Texas could soon end up leading the US in email privacy regulations, assuming Governor Rick Perry allows a new bill compelling law enforcement agencies to obtain a warrant prior to accessing online correspondence to become law.

The new bill (HB 2268) has been sent to the governor, and looks
to provide a roadmap to updating the 1986 Electronic
Communications Privacy Act (ECPA) which requires federal law
enforcement to obtain warrants only when accessing recent emails,
before they are accessed by recipients.

Online privacy activists such as the Electronic Frontier
Foundation and the ACLU have long argued that ECPA, which
essentially allows unopened emails over 180 days old to be
accessed without a warrant, is woefully outdated.

Considering the current prevalence of electronic mail, it seems
that the Department of Justice also agrees that ECPA should be
modernized to better reflect current privacy concerns.

In a written testimony presented to the House in March of 2013,
Acting Assistant Attorney General Elana Tyrangiel outlined the
legislation as it exists today:

“We agree, for example, that there is no principled basis to
treat e-mail less than 180 days old differently than e-mail more
than 180 days old.
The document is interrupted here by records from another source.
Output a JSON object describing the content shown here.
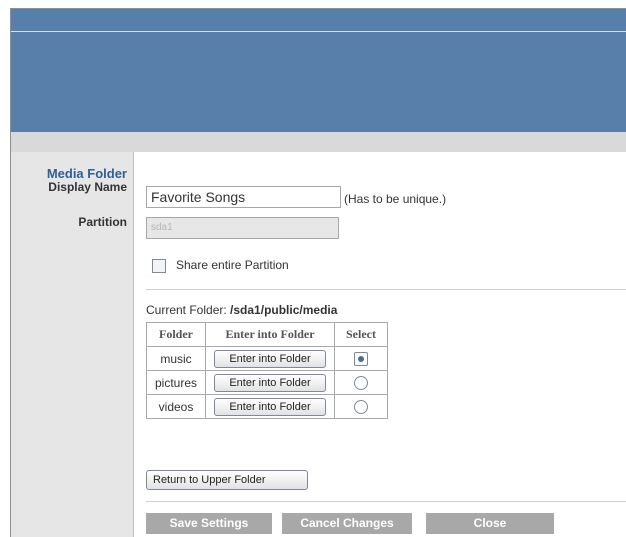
{
  "labels": {
    "section": "Media Folder",
    "display_name": "Display Name",
    "partition": "Partition"
  },
  "form": {
    "display_name_value": "Favorite Songs",
    "display_name_hint": "(Has to be unique.)",
    "partition_value": "sda1",
    "share_label": "Share entire Partition",
    "share_checked": false
  },
  "current_folder": {
    "label": "Current Folder:",
    "path": "/sda1/public/media"
  },
  "folder_table": {
    "headers": [
      "Folder",
      "Enter into Folder",
      "Select"
    ],
    "rows": [
      {
        "name": "music",
        "button": "Enter into Folder",
        "selected": true
      },
      {
        "name": "pictures",
        "button": "Enter into Folder",
        "selected": false
      },
      {
        "name": "videos",
        "button": "Enter into Folder",
        "selected": false
      }
    ]
  },
  "buttons": {
    "return_upper": "Return to Upper Folder",
    "save": "Save Settings",
    "cancel": "Cancel Changes",
    "close": "Close"
  },
  "colors": {
    "header": "#587fa9",
    "section_label": "#2f5f93",
    "action_button": "#a8a8a8"
  }
}
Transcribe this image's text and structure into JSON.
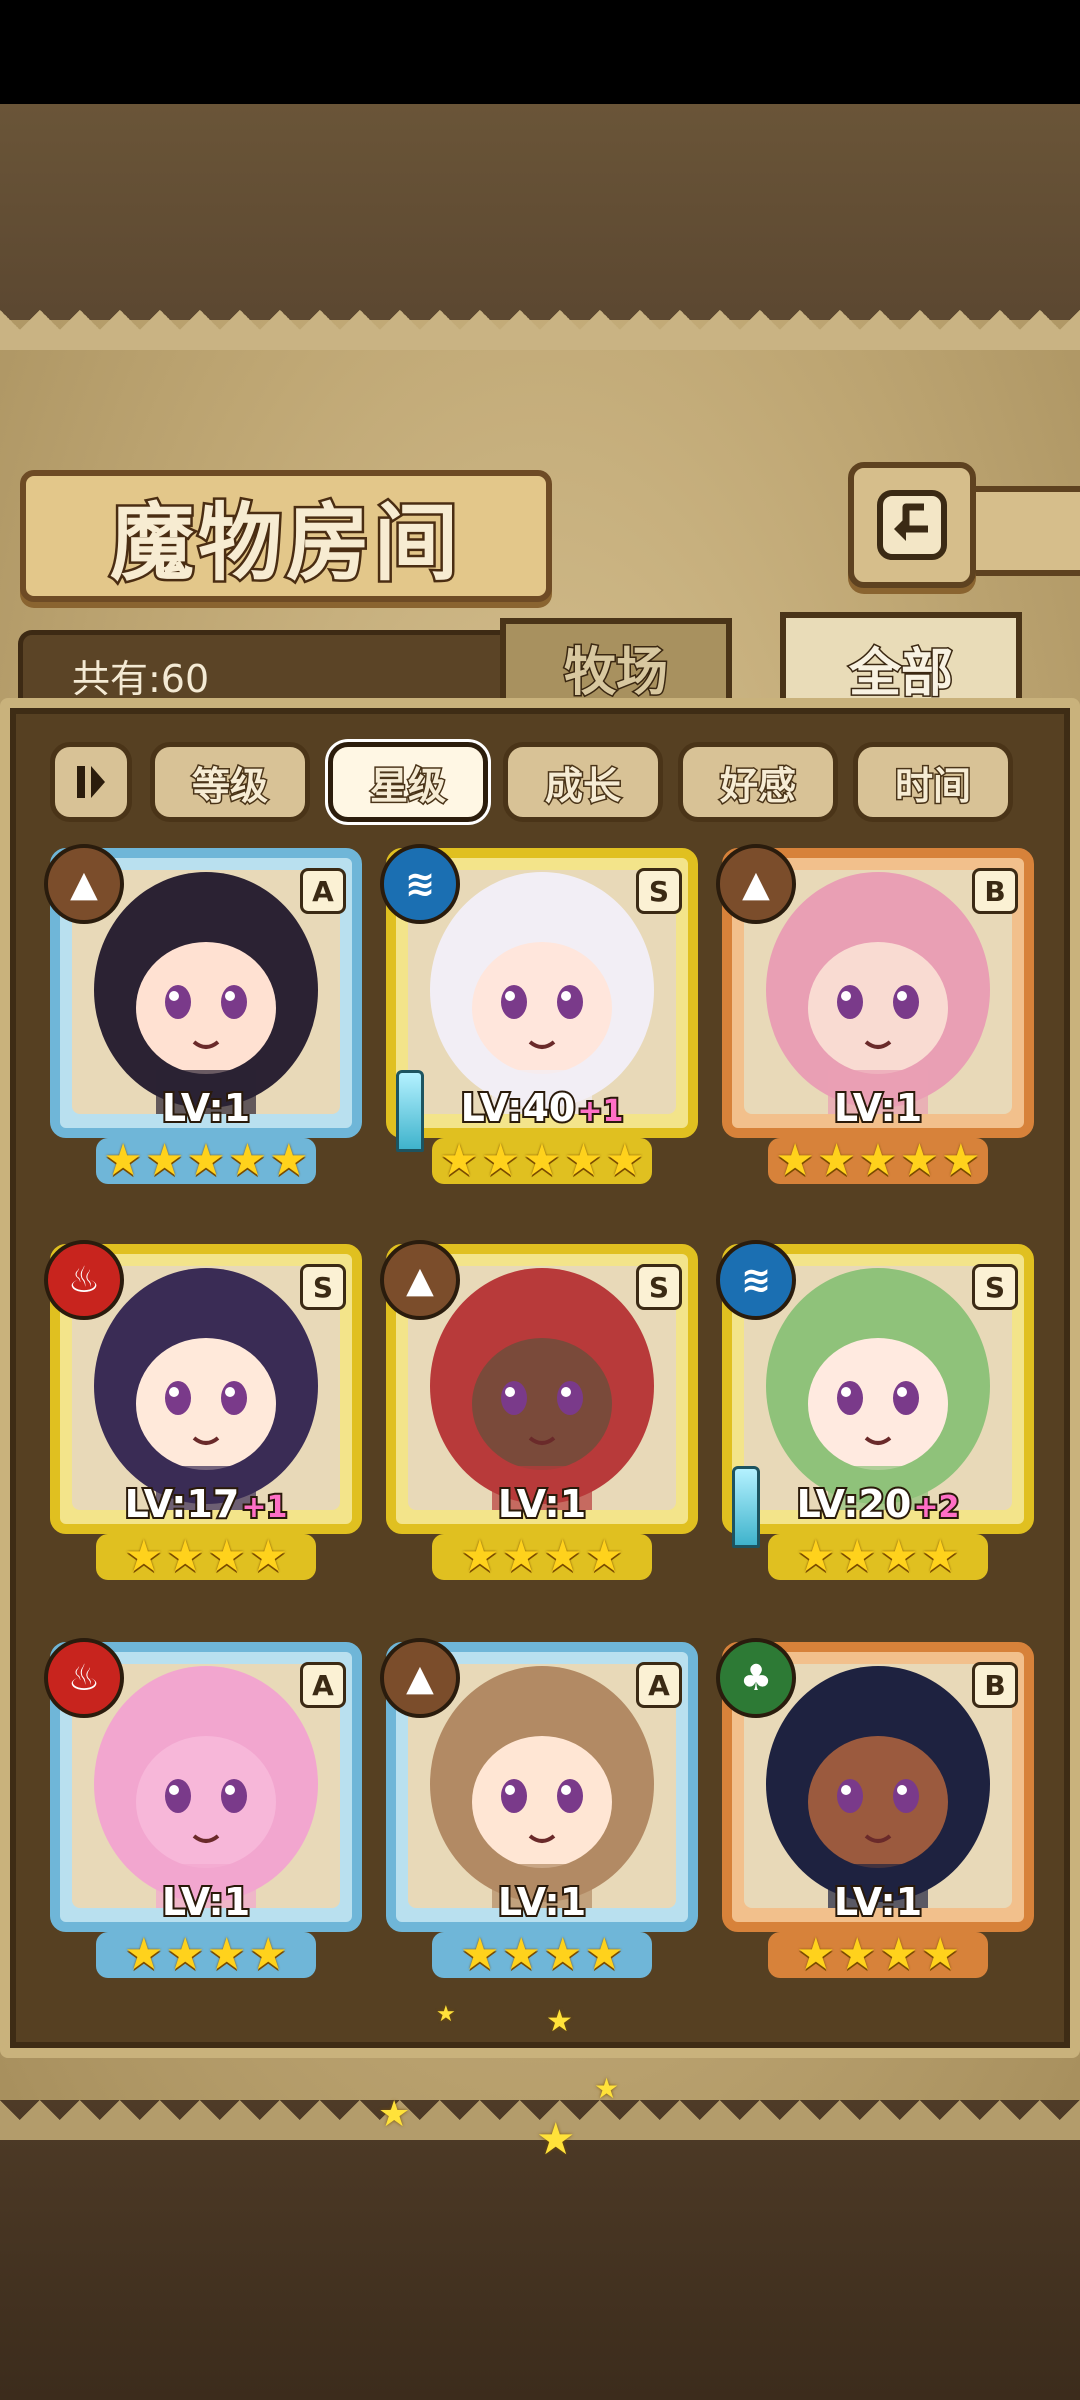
{
  "header": {
    "title": "魔物房间",
    "back_icon": "return-arrow-icon"
  },
  "summary": {
    "count_label": "共有:60"
  },
  "tabs": [
    {
      "label": "牧场",
      "active": false
    },
    {
      "label": "全部",
      "active": true
    }
  ],
  "filters": {
    "toggle_icon": "sort-toggle-icon",
    "buttons": [
      {
        "label": "等级",
        "active": false
      },
      {
        "label": "星级",
        "active": true
      },
      {
        "label": "成长",
        "active": false
      },
      {
        "label": "好感",
        "active": false
      },
      {
        "label": "时间",
        "active": false
      }
    ]
  },
  "monsters": [
    {
      "rank": "A",
      "element": "earth",
      "lv": "LV:1",
      "bonus": "",
      "stars": 5,
      "weapon": false,
      "hair": "#2b2233",
      "skin": "#ffe1d2"
    },
    {
      "rank": "S",
      "element": "water",
      "lv": "LV:40",
      "bonus": "+1",
      "stars": 5,
      "weapon": true,
      "hair": "#f2eef5",
      "skin": "#ffe6dc"
    },
    {
      "rank": "B",
      "element": "earth",
      "lv": "LV:1",
      "bonus": "",
      "stars": 5,
      "weapon": false,
      "hair": "#e99fb4",
      "skin": "#f9dbd2"
    },
    {
      "rank": "S",
      "element": "fire",
      "lv": "LV:17",
      "bonus": "+1",
      "stars": 4,
      "weapon": false,
      "hair": "#3a2c55",
      "skin": "#ffe9da"
    },
    {
      "rank": "S",
      "element": "earth",
      "lv": "LV:1",
      "bonus": "",
      "stars": 4,
      "weapon": false,
      "hair": "#b83a3a",
      "skin": "#7a4a3a"
    },
    {
      "rank": "S",
      "element": "water",
      "lv": "LV:20",
      "bonus": "+2",
      "stars": 4,
      "weapon": true,
      "hair": "#8fc27a",
      "skin": "#ffeae0"
    },
    {
      "rank": "A",
      "element": "fire",
      "lv": "LV:1",
      "bonus": "",
      "stars": 4,
      "weapon": false,
      "hair": "#f2a6cf",
      "skin": "#f7b7d9"
    },
    {
      "rank": "A",
      "element": "earth",
      "lv": "LV:1",
      "bonus": "",
      "stars": 4,
      "weapon": false,
      "hair": "#b28a64",
      "skin": "#ffe6d4"
    },
    {
      "rank": "B",
      "element": "wood",
      "lv": "LV:1",
      "bonus": "",
      "stars": 4,
      "weapon": false,
      "hair": "#1e2240",
      "skin": "#9b5a3e"
    }
  ],
  "colors": {
    "rank_A": "#6fb6d8",
    "rank_S": "#e0c020",
    "rank_B": "#d7823a",
    "bonus": "#ff6fc6"
  }
}
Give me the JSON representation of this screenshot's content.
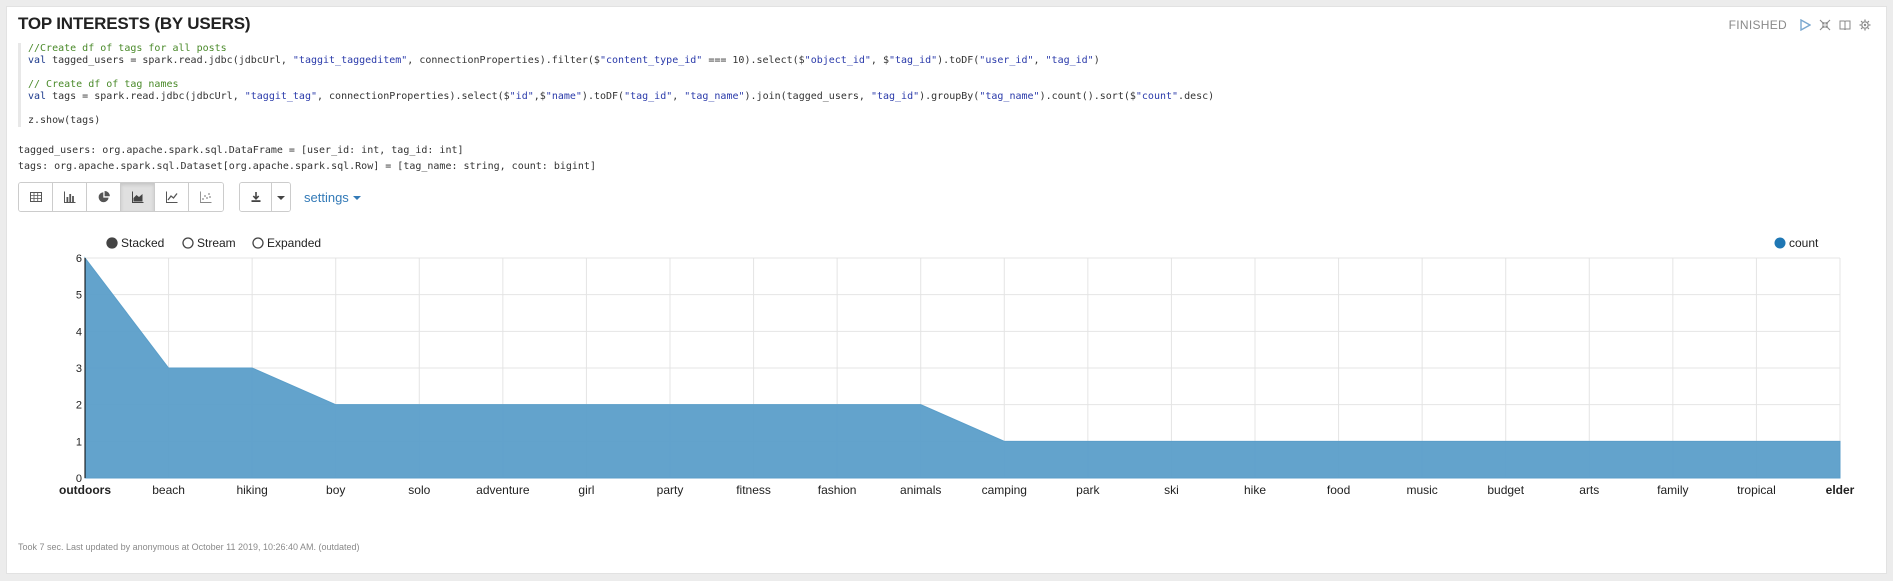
{
  "paragraph": {
    "title": "TOP INTERESTS (BY USERS)",
    "status": "FINISHED",
    "footer": "Took 7 sec. Last updated by anonymous at October 11 2019, 10:26:40 AM. (outdated)"
  },
  "icons": {
    "run": "play-icon",
    "hide_editor": "expand-collapse-icon",
    "hide_output": "book-icon",
    "settings": "gear-icon"
  },
  "code": {
    "line1": "//Create df of tags for all posts",
    "line2_kw": "val",
    "line2_pre": " tagged_users = spark.read.jdbc(jdbcUrl, ",
    "line2_s1": "\"taggit_taggeditem\"",
    "line2_mid1": ", connectionProperties).filter($",
    "line2_s2": "\"content_type_id\"",
    "line2_mid2": " === 10).select($",
    "line2_s3": "\"object_id\"",
    "line2_mid3": ", $",
    "line2_s4": "\"tag_id\"",
    "line2_mid4": ").toDF(",
    "line2_s5": "\"user_id\"",
    "line2_mid5": ", ",
    "line2_s6": "\"tag_id\"",
    "line2_end": ")",
    "line3": "// Create df of tag names",
    "line4_kw": "val",
    "line4_pre": " tags = spark.read.jdbc(jdbcUrl, ",
    "line4_s1": "\"taggit_tag\"",
    "line4_mid1": ", connectionProperties).select($",
    "line4_s2": "\"id\"",
    "line4_mid2": ",$",
    "line4_s3": "\"name\"",
    "line4_mid3": ").toDF(",
    "line4_s4": "\"tag_id\"",
    "line4_mid4": ", ",
    "line4_s5": "\"tag_name\"",
    "line4_mid5": ").join(tagged_users, ",
    "line4_s6": "\"tag_id\"",
    "line4_mid6": ").groupBy(",
    "line4_s7": "\"tag_name\"",
    "line4_mid7": ").count().sort($",
    "line4_s8": "\"count\"",
    "line4_end": ".desc)",
    "line5": "z.show(tags)"
  },
  "output": {
    "line1": "tagged_users: org.apache.spark.sql.DataFrame = [user_id: int, tag_id: int]",
    "line2": "tags: org.apache.spark.sql.Dataset[org.apache.spark.sql.Row] = [tag_name: string, count: bigint]"
  },
  "toolbar": {
    "buttons": [
      "table-icon",
      "bar-chart-icon",
      "pie-chart-icon",
      "area-chart-icon",
      "line-chart-icon",
      "scatter-chart-icon"
    ],
    "active": "area-chart-icon",
    "download": "download-icon",
    "settings_label": "settings"
  },
  "chart_options": {
    "modes": [
      "Stacked",
      "Stream",
      "Expanded"
    ],
    "selected": "Stacked"
  },
  "chart_data": {
    "type": "area",
    "categories": [
      "outdoors",
      "beach",
      "hiking",
      "boy",
      "solo",
      "adventure",
      "girl",
      "party",
      "fitness",
      "fashion",
      "animals",
      "camping",
      "park",
      "ski",
      "hike",
      "food",
      "music",
      "budget",
      "arts",
      "family",
      "tropical",
      "elder"
    ],
    "series": [
      {
        "name": "count",
        "values": [
          6,
          3,
          3,
          2,
          2,
          2,
          2,
          2,
          2,
          2,
          2,
          1,
          1,
          1,
          1,
          1,
          1,
          1,
          1,
          1,
          1,
          1
        ],
        "color": "#5b9ec9"
      }
    ],
    "ylim": [
      0,
      6
    ],
    "yticks": [
      0,
      1,
      2,
      3,
      4,
      5,
      6
    ],
    "legend": "top-right",
    "grid": true
  }
}
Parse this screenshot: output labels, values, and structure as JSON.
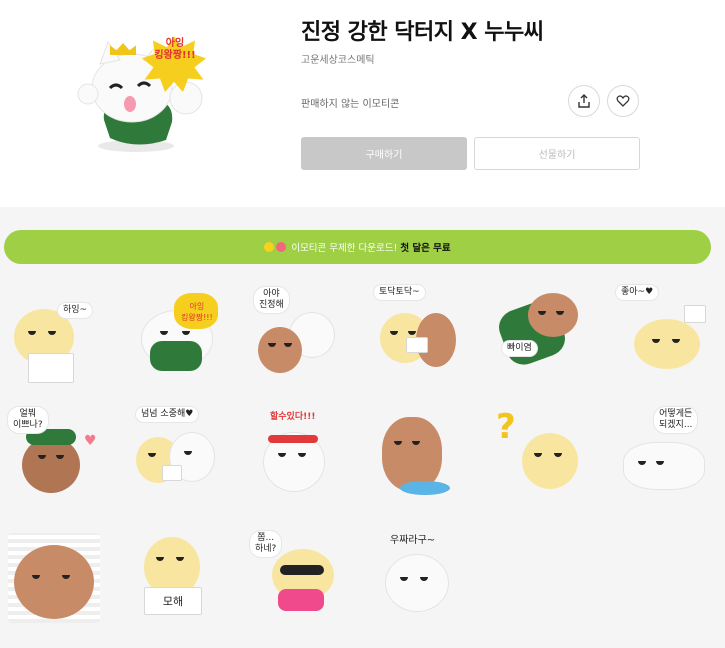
{
  "product": {
    "title": "진정 강한 닥터지 X 누누씨",
    "author": "고운세상코스메틱",
    "status": "판매하지 않는 이모티콘",
    "buy_label": "구매하기",
    "gift_label": "선물하기",
    "hero_burst_text": "아잉\n킹왕짱!!!"
  },
  "banner": {
    "text": "이모티콘 무제한 다운로드!",
    "highlight": "첫 달은 무료"
  },
  "stickers": [
    {
      "bubble": "하잉~"
    },
    {
      "bubble": "아잉\n킹왕짱!!!"
    },
    {
      "bubble": "아야\n진정해"
    },
    {
      "bubble": "토닥토닥~"
    },
    {
      "bubble": "빠이염"
    },
    {
      "bubble": "좋아~♥"
    },
    {
      "bubble": "얼붜\n이쁘나?"
    },
    {
      "bubble": "넘넘 소중해♥"
    },
    {
      "bubble": "할수있다!!!"
    },
    {
      "bubble": ""
    },
    {
      "bubble": ""
    },
    {
      "bubble": "어떻게든\n되겠지..."
    },
    {
      "bubble": ""
    },
    {
      "bubble": "모해"
    },
    {
      "bubble": "쫌...\n하네?"
    },
    {
      "bubble": "우짜라구~"
    }
  ],
  "icons": {
    "share": "share-icon",
    "like": "heart-icon"
  },
  "colors": {
    "banner_bg": "#9ecf45",
    "buy_bg": "#c8c8c8",
    "content_bg": "#f5f5f5"
  }
}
Similarly, it makes sense that the statute not
accord lesser protection to opened e-mails than it gives to
e-mails that are unopened. Acknowledging that the so-called
‘180-day rule’ and other distinctions in the [Stored
Communications Act, a sub-section of ECPA] no longer make sense
is an important first step. The harder question is how to update
those outdated rules and the statute in light of new and changing
technologies while maintaining protections for privacy and
adequately providing for public safety and other law enforcement
imperatives.”

The Texas governor now has until June 16, 2013 to either sign the
new law, which passed both chambers of the state legislature
without a single dissenting vote and is slated to take effect on
September 1, 2013 – or veto.

According to the Texas Electronic Privacy Coalition, one of the
main backers of the new law, at the time that ECPA was introduced
no one conceived that data would be stored for more than six
months. Based on technology at that time, data older than this
was considered “abandoned.”

Texas Governor Rick Perry (AFP Photo / Frederic J. Brown)

“Most people are shocked when
they learn that law enforcement or government agencies like the
Department of Insurance can get the contents of email or find out
everywhere you’ve been for the past two months by going directly
to your service provider,”
said Greg Foster, of EFF
Austin.

As Ars Technica notes, however, the new Texas bill would not
protect individuals from federal investigations, though the
precedent set by the legislation could well set the standard for
other states around the US, and trickle its way to federal reform
of ECPA.

In addition to making all private email access subject to a
warrant request, the new state law would also pertain to detailed
cell-phone location data, another key issue in the current debate
over modernizing online privacy laws.

In April, US District Judge David Campbell ruled in United States v. Rigmaiden that
federal investigators could present evidence gathered via the use
of a wireless access card purchased by a plaintiff, which had at
the request of the FBI been reprogrammed by the provider,
Verizon, to provide location data to a “spoofed cell tower.”

Modifications to state law could well mean that local law
enforcement would need to go through additional legal motions
before obtaining a suspect’s wireless geo-location data. It
might, ultimately, also call into question the use of technology
like Stingray (or IMSI catcher) which allows law enforcement
agencies to “spoof” real
cell towers in order to collect data from all nearby mobile
devices and sift through to find a suspect.

Just how powerful the new Texas privacy bill may ultimately be if
signed into law by Governor Perry remains to be seen, though
backers like the ACLU believe that even a symbolic step could be
key in securing federal Congressional support.

“It’s always good to see states
passing pro-privacy legislation because it sends a signal to
Congress. It sends a signal to conservative members who might not
yet be on board that this is something being supported in their
own states and it helps the courts to see that this is a safe
space to venture into. When cities and states start protecting
e-mail, then judges may feel like there is a reasonable
expectation of privacy,”
said Chris Soghoian, an ACLU
senior policy analyst who spoke to Ars Technica.

This article originally appeared on: RT